== Assigned task ==
For each line in the records that contains "your", make a copy.

== Extracted material ==

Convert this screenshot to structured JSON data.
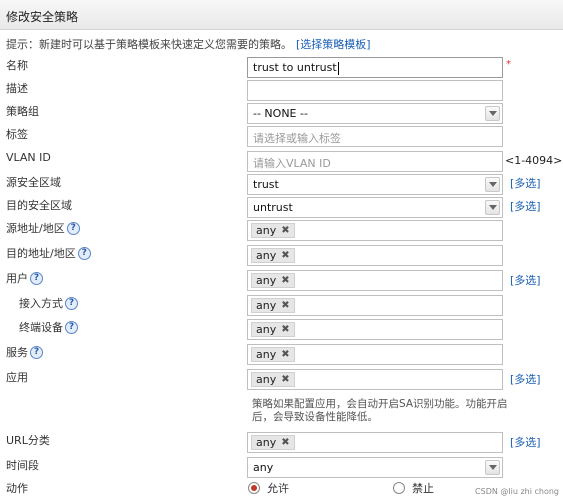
{
  "window": {
    "title": "修改安全策略"
  },
  "hint": {
    "text": "提示：新建时可以基于策略模板来快速定义您需要的策略。",
    "link": "[选择策略模板]"
  },
  "fields": {
    "name": {
      "label": "名称",
      "value": "trust to untrust",
      "required_mark": "*"
    },
    "description": {
      "label": "描述",
      "value": ""
    },
    "policy_group": {
      "label": "策略组",
      "value": "-- NONE --"
    },
    "tag": {
      "label": "标签",
      "placeholder": "请选择或输入标签"
    },
    "vlan_id": {
      "label": "VLAN ID",
      "placeholder": "请输入VLAN ID",
      "range": "<1-4094>"
    },
    "src_zone": {
      "label": "源安全区域",
      "value": "trust",
      "multi": "[多选]"
    },
    "dst_zone": {
      "label": "目的安全区域",
      "value": "untrust",
      "multi": "[多选]"
    },
    "src_addr": {
      "label": "源地址/地区",
      "tag": "any"
    },
    "dst_addr": {
      "label": "目的地址/地区",
      "tag": "any"
    },
    "user": {
      "label": "用户",
      "tag": "any",
      "multi": "[多选]"
    },
    "access_mode": {
      "label": "接入方式",
      "tag": "any"
    },
    "terminal": {
      "label": "终端设备",
      "tag": "any"
    },
    "service": {
      "label": "服务",
      "tag": "any"
    },
    "application": {
      "label": "应用",
      "tag": "any",
      "multi": "[多选]",
      "note": "策略如果配置应用，会自动开启SA识别功能。功能开启后，会导致设备性能降低。"
    },
    "url_category": {
      "label": "URL分类",
      "tag": "any",
      "multi": "[多选]"
    },
    "time_range": {
      "label": "时间段",
      "value": "any"
    },
    "action": {
      "label": "动作",
      "options": [
        "允许",
        "禁止"
      ],
      "selected": "允许"
    }
  },
  "help_glyph": "?",
  "remove_glyph": "✖",
  "watermark": "CSDN @liu zhi chong"
}
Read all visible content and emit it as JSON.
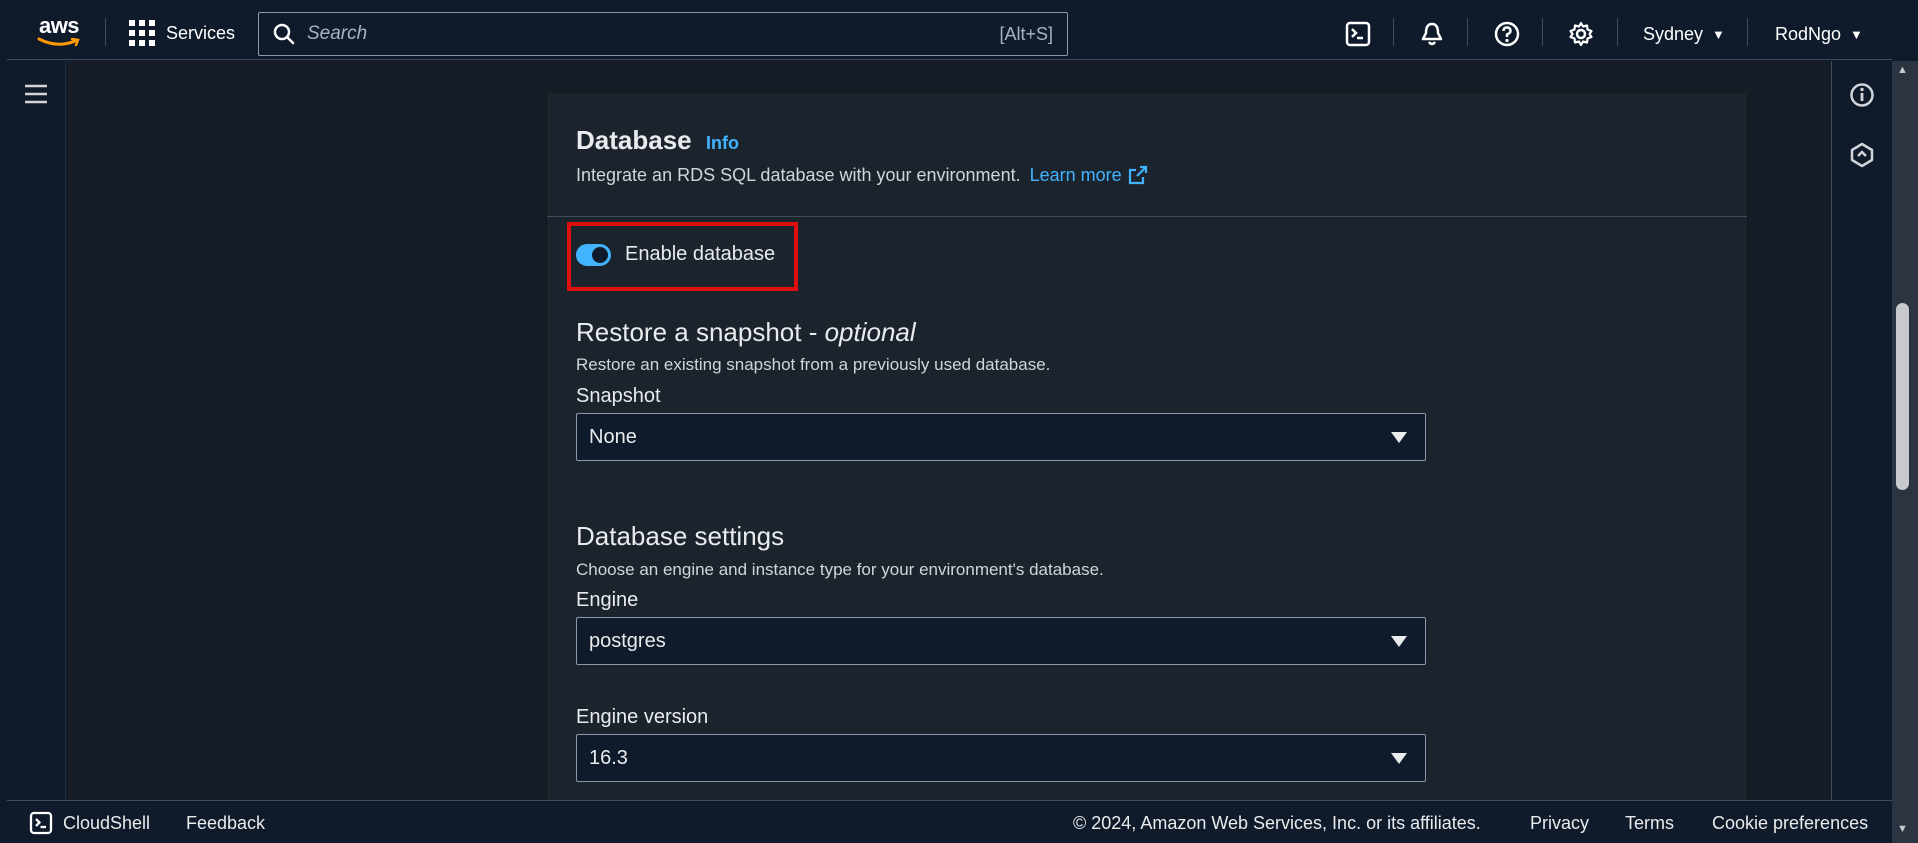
{
  "nav": {
    "logo_text": "aws",
    "services_label": "Services",
    "search_placeholder": "Search",
    "search_shortcut": "[Alt+S]",
    "region_label": "Sydney",
    "user_label": "RodNgo"
  },
  "section": {
    "title": "Database",
    "info_link": "Info",
    "description": "Integrate an RDS SQL database with your environment.",
    "learn_more": "Learn more"
  },
  "toggle": {
    "label": "Enable database",
    "enabled": true
  },
  "restore": {
    "title": "Restore a snapshot - ",
    "title_suffix": "optional",
    "description": "Restore an existing snapshot from a previously used database.",
    "snapshot_label": "Snapshot",
    "snapshot_value": "None"
  },
  "settings": {
    "title": "Database settings",
    "description": "Choose an engine and instance type for your environment's database.",
    "engine_label": "Engine",
    "engine_value": "postgres",
    "version_label": "Engine version",
    "version_value": "16.3"
  },
  "footer": {
    "cloudshell": "CloudShell",
    "feedback": "Feedback",
    "copyright": "© 2024, Amazon Web Services, Inc. or its affiliates.",
    "privacy": "Privacy",
    "terms": "Terms",
    "cookies": "Cookie preferences"
  },
  "colors": {
    "accent": "#42b4ff",
    "highlight": "#e00f0f",
    "background": "#161d26"
  }
}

== Result ==
    "description": "Integrate an RDS SQL database with your environment.",
    "description": "Choose an engine and instance type for your environment's database.",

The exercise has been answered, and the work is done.